報告：增加環保投入不利中國官員升遷 In China, Being Green Can Be Bad for Your Career
清華大學的吳靜、阿爾伯塔大學(University of Alberta)的莫克(Randall Morck)、上海財經大學的黃俊以及新加坡國立大學(National University of Singapore)的鄧永恒、楊賢寫道﹐市政府用於改善環境的支出﹐與該市的書記和市長獲得提拔的概率之間﹐反倒存在明顯的負相關。對中國的政界人士來說﹐搞環保是件孤獨的事。
這 樣的政治結果可能也是官員不願增加綠色項目投入的原因。用於改善環境的投入在城鎮基礎設施投入的比重從2000年的25.4%下降到2006年的 19.1%﹐然後在2009年有所上升﹐達到21.3%。與此同時﹐包括道路橋梁在內的城鎮交通設施投入佔城鎮基礎設施投入總額的比重﹐從2000年的 60.2%上升到2009年的72.7%。
In China, Being Green Can Be Bad for Your Career
China's leaders love to talk about their commitment to cleaning up pollution. When China's new leader Xi Jinping sketched out his version of the 'Chinese dream' in November, he made sure to include 'a better environment.'
So why are air and water quality in China so lousy?
A big reason, says one group of economists, is that local officials who spend heavily to reduce pollution instead end up reducing their chances for promotion. Those, on the other hand, who spend big on highways and other transportation infrastructure, which may damage the environment but boost GDP, are more likely to get ahead.
'A city government's spending on environmental improvements is actually significantly negatively related to the odds of its (Communist Party) secretary and mayor being promoted,' write Jing Wu of Tsinghua University, Randall Morck of the University of Alberta and Yongheng Deng, Jun Huang and Bernard Yeung of the National University of Singapore ( pdf). For a Chinese politician, it's lonely being green.
The economists compared the political outcomes of spending on the environment and spending on transportation infrastructure between 2000 and 2009. Higher transportation infrastructure turned into higher GDP -- and higher GDP growth brings promotions, they say. Higher environmental investment didn't lead to the necessary jump in GDP. Career-wise, that's a loser.
The political outcome also probably reflects a reticence to spend more on green projects.
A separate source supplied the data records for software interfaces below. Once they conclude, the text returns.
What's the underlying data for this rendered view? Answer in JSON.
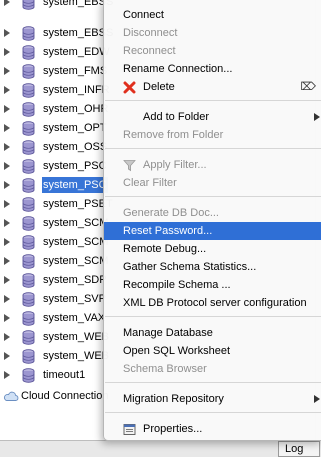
{
  "tree": {
    "connections": [
      "system_EBSS",
      "system_EBSS",
      "system_EDW",
      "system_FMS",
      "system_INFR",
      "system_OHR",
      "system_OPT",
      "system_OSS",
      "system_PSC",
      "system_PSC",
      "system_PSET",
      "system_SCM",
      "system_SCM",
      "system_SCM",
      "system_SDP",
      "system_SVP",
      "system_VAX",
      "system_WEB",
      "system_WEB",
      "timeout1"
    ],
    "selected_index": 9,
    "cloud_label": "Cloud Connection"
  },
  "bottom": {
    "log_tab": "Log"
  },
  "context_menu": {
    "items": [
      {
        "label": "Connect",
        "enabled": true
      },
      {
        "label": "Disconnect",
        "enabled": false
      },
      {
        "label": "Reconnect",
        "enabled": false
      },
      {
        "label": "Rename Connection...",
        "enabled": true
      },
      {
        "label": "Delete",
        "enabled": true,
        "icon": "red-x-icon",
        "shortcut": "⌦"
      },
      {
        "label": "Add to Folder",
        "enabled": true,
        "submenu": true
      },
      {
        "label": "Remove from Folder",
        "enabled": false
      },
      {
        "label": "Apply Filter...",
        "enabled": false,
        "icon": "funnel-icon"
      },
      {
        "label": "Clear Filter",
        "enabled": false
      },
      {
        "label": "Generate DB Doc...",
        "enabled": false
      },
      {
        "label": "Reset Password...",
        "enabled": true,
        "highlighted": true
      },
      {
        "label": "Remote Debug...",
        "enabled": true
      },
      {
        "label": "Gather Schema Statistics...",
        "enabled": true
      },
      {
        "label": "Recompile Schema ...",
        "enabled": true
      },
      {
        "label": "XML DB Protocol server configuration",
        "enabled": true
      },
      {
        "label": "Manage Database",
        "enabled": true
      },
      {
        "label": "Open SQL Worksheet",
        "enabled": true
      },
      {
        "label": "Schema Browser",
        "enabled": false
      },
      {
        "label": "Migration Repository",
        "enabled": true,
        "submenu": true
      },
      {
        "label": "Properties...",
        "enabled": true,
        "icon": "properties-icon"
      }
    ]
  },
  "colors": {
    "selection": "#3875d7",
    "menu_highlight": "#2f6fd6",
    "disabled_text": "#8f8f8f",
    "delete_icon": "#e0301e"
  }
}
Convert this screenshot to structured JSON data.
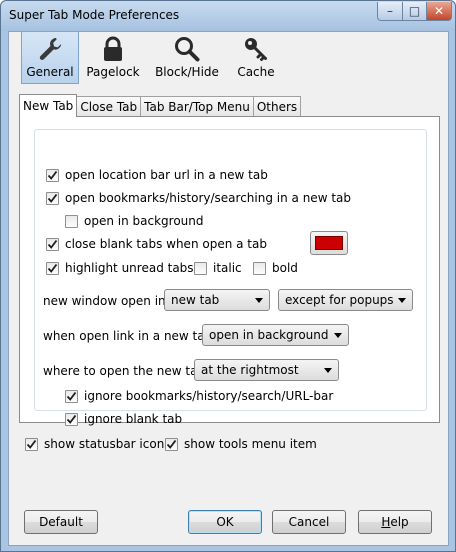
{
  "window": {
    "title": "Super Tab Mode Preferences",
    "controls": {
      "minimize": "–",
      "maximize": "□",
      "close": "✕"
    }
  },
  "panes": [
    {
      "label": "General",
      "icon": "wrench-icon",
      "selected": true
    },
    {
      "label": "Pagelock",
      "icon": "padlock-icon",
      "selected": false
    },
    {
      "label": "Block/Hide",
      "icon": "magnifier-icon",
      "selected": false
    },
    {
      "label": "Cache",
      "icon": "key-icon",
      "selected": false
    }
  ],
  "tabs": [
    {
      "label": "New Tab",
      "selected": true
    },
    {
      "label": "Close Tab",
      "selected": false
    },
    {
      "label": "Tab Bar/Top Menu",
      "selected": false
    },
    {
      "label": "Others",
      "selected": false
    }
  ],
  "options": {
    "open_location": {
      "label": "open location bar url in a new tab",
      "checked": true
    },
    "open_bookmarks": {
      "label": "open bookmarks/history/searching in a new tab",
      "checked": true
    },
    "open_background": {
      "label": "open in background",
      "checked": false
    },
    "close_blank": {
      "label": "close blank tabs when open a tab",
      "checked": true
    },
    "highlight_unread": {
      "label": "highlight unread tabs",
      "checked": true
    },
    "italic": {
      "label": "italic",
      "checked": false
    },
    "bold": {
      "label": "bold",
      "checked": false
    },
    "highlight_color": "#cc0000",
    "new_window_label": "new window open in",
    "new_window_value": "new tab",
    "new_window_except_value": "except for popups",
    "open_link_label": "when open link in a new tab",
    "open_link_value": "open in background",
    "where_label": "where to open the new tab",
    "where_value": "at the rightmost",
    "ignore_bookmarks": {
      "label": "ignore bookmarks/history/search/URL-bar",
      "checked": true
    },
    "ignore_blank": {
      "label": "ignore blank tab",
      "checked": true
    }
  },
  "bottom": {
    "statusbar_icon": {
      "label": "show statusbar icon",
      "checked": true
    },
    "tools_menu": {
      "label": "show tools menu item",
      "checked": true
    }
  },
  "buttons": {
    "default": "Default",
    "ok": "OK",
    "cancel": "Cancel",
    "help_prefix": "H",
    "help_rest": "elp"
  }
}
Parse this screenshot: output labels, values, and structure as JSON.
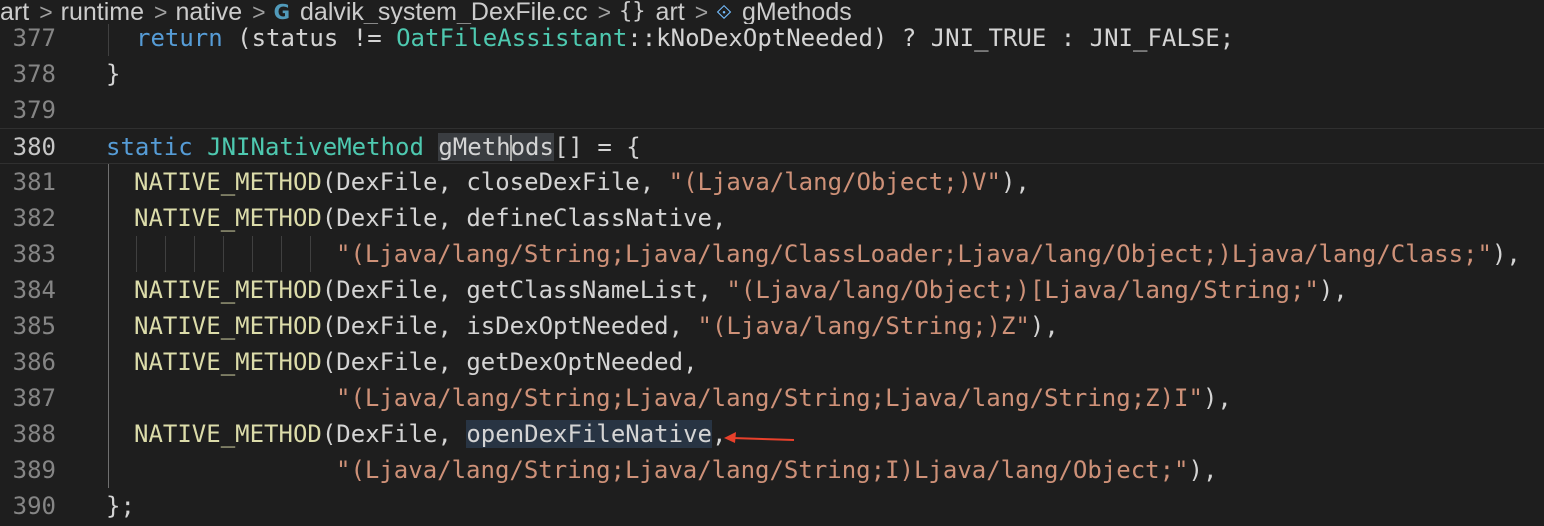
{
  "breadcrumb": {
    "items": [
      "art",
      "runtime",
      "native",
      "dalvik_system_DexFile.cc",
      "art",
      "gMethods"
    ],
    "separator": ">",
    "file_icon_glyph": "G",
    "namespace_icon_glyph": "{}",
    "variable_icon_glyph": "⟐",
    "icons": [
      "cpp-file-icon",
      "namespace-icon",
      "variable-icon"
    ]
  },
  "editor": {
    "current_line": "380",
    "line_numbers": [
      "377",
      "378",
      "379",
      "380",
      "381",
      "382",
      "383",
      "384",
      "385",
      "386",
      "387",
      "388",
      "389",
      "390"
    ],
    "code": {
      "l377": {
        "t1": "return",
        "t2": " (status != ",
        "t3": "OatFileAssistant",
        "t4": "::kNoDexOptNeeded) ? JNI_TRUE : JNI_FALSE;"
      },
      "l378": {
        "t1": "}"
      },
      "l380": {
        "t1": "static",
        "t2": " ",
        "t3": "JNINativeMethod",
        "t4": " ",
        "t5a": "gMeth",
        "t5b": "ods",
        "t6": "[] = {"
      },
      "l381": {
        "macro": "NATIVE_METHOD",
        "args": "(DexFile, closeDexFile, ",
        "str": "\"(Ljava/lang/Object;)V\"",
        "end": "),"
      },
      "l382": {
        "macro": "NATIVE_METHOD",
        "args": "(DexFile, defineClassNative,"
      },
      "l383": {
        "str": "\"(Ljava/lang/String;Ljava/lang/ClassLoader;Ljava/lang/Object;)Ljava/lang/Class;\"",
        "end": "),"
      },
      "l384": {
        "macro": "NATIVE_METHOD",
        "args": "(DexFile, getClassNameList, ",
        "str": "\"(Ljava/lang/Object;)[Ljava/lang/String;\"",
        "end": "),"
      },
      "l385": {
        "macro": "NATIVE_METHOD",
        "args": "(DexFile, isDexOptNeeded, ",
        "str": "\"(Ljava/lang/String;)Z\"",
        "end": "),"
      },
      "l386": {
        "macro": "NATIVE_METHOD",
        "args": "(DexFile, getDexOptNeeded,"
      },
      "l387": {
        "str": "\"(Ljava/lang/String;Ljava/lang/String;Ljava/lang/String;Z)I\"",
        "end": "),"
      },
      "l388": {
        "macro": "NATIVE_METHOD",
        "args": "(DexFile, ",
        "ident": "openDexFileNative",
        "end": ","
      },
      "l389": {
        "str": "\"(Ljava/lang/String;Ljava/lang/String;I)Ljava/lang/Object;\"",
        "end": "),"
      },
      "l390": {
        "t1": "};"
      }
    }
  },
  "colors": {
    "background": "#1e1e1e",
    "keyword": "#569cd6",
    "macro": "#dcdcaa",
    "type": "#4ec9b0",
    "string": "#ce9178",
    "text": "#d4d4d4",
    "line_number": "#858585",
    "annotation_arrow": "#e8402b"
  }
}
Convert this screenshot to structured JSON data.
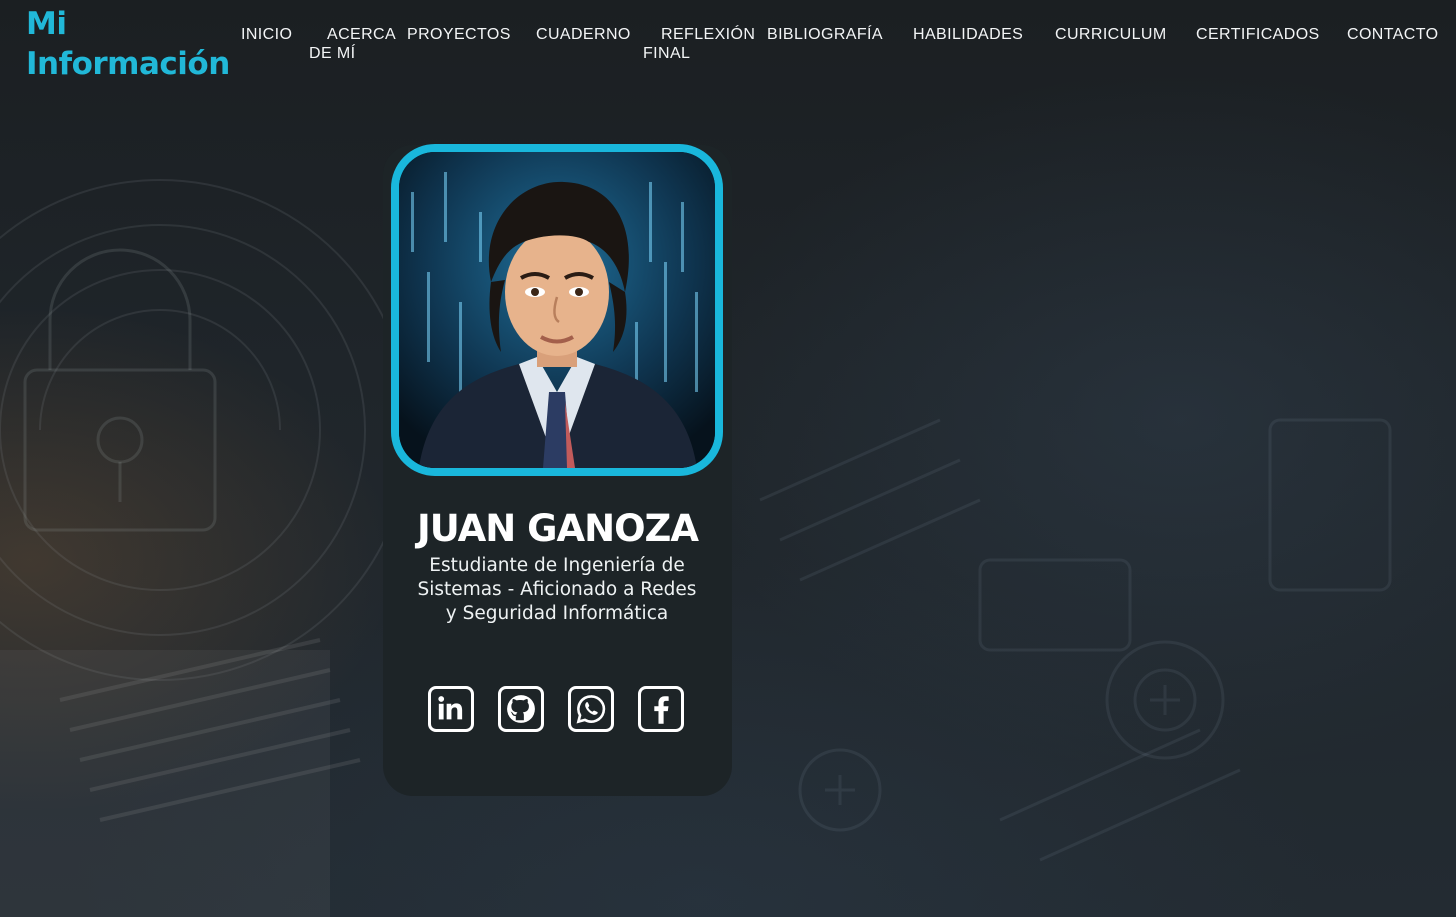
{
  "brand": {
    "line1": "Mi",
    "line2": "Información",
    "color": "#21b8d8"
  },
  "nav": {
    "items": [
      {
        "label1": "INICIO",
        "label2": ""
      },
      {
        "label1": "ACERCA",
        "label2": "DE MÍ"
      },
      {
        "label1": "PROYECTOS",
        "label2": ""
      },
      {
        "label1": "CUADERNO",
        "label2": ""
      },
      {
        "label1": "REFLEXIÓN",
        "label2": "FINAL"
      },
      {
        "label1": "BIBLIOGRAFÍA",
        "label2": ""
      },
      {
        "label1": "HABILIDADES",
        "label2": ""
      },
      {
        "label1": "CURRICULUM",
        "label2": ""
      },
      {
        "label1": "CERTIFICADOS",
        "label2": ""
      },
      {
        "label1": "CONTACTO",
        "label2": ""
      }
    ]
  },
  "profile": {
    "name": "JUAN GANOZA",
    "subtitle_line1": "Estudiante de Ingeniería de",
    "subtitle_line2": "Sistemas - Aficionado a Redes",
    "subtitle_line3": "y Seguridad Informática",
    "avatar_icon": "cartoon-portrait",
    "accent_color": "#19b7dc"
  },
  "social": [
    {
      "icon": "linkedin-icon"
    },
    {
      "icon": "github-icon"
    },
    {
      "icon": "whatsapp-icon"
    },
    {
      "icon": "facebook-icon"
    }
  ]
}
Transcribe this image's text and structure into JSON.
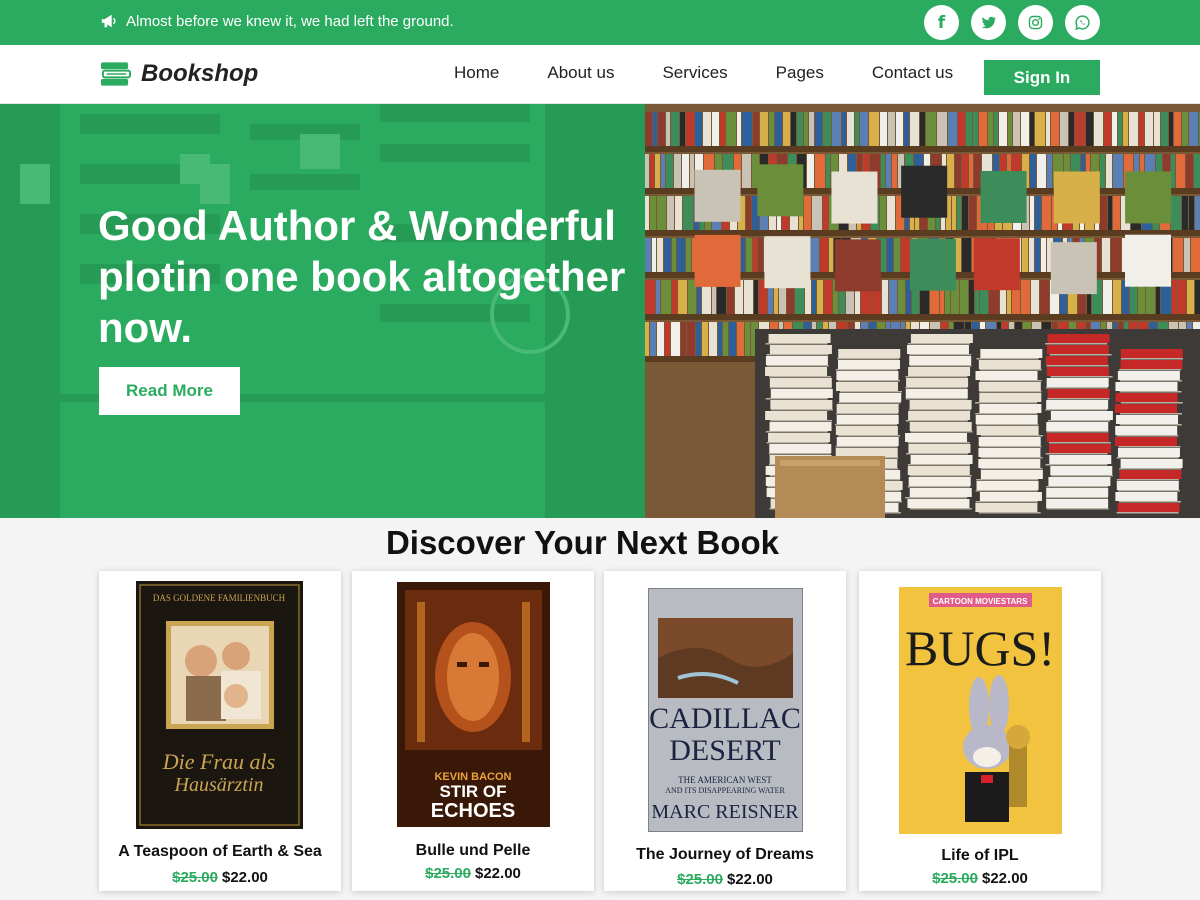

Investment in environmental improvements, as a percentage of total urban infrastructure investment, dropped from 25.4% in 2000 to a low of 19.1% in 2006, before increasing a somewhat to 21.3% in 2009. Meanwhile, investment in urban transportation infrastructure, including roads and bridges, jumped from 60.2% of total urban infrastructure investment in 2000 to 72.7% in 2009.
Still, there is some minimum level of environmental spending that's necessary for career advancement, the authors argue, because such spending is seen as necessary to preserve 'social stability.' Massive protests over pollution are not the sort of thing a local official wants on his resume.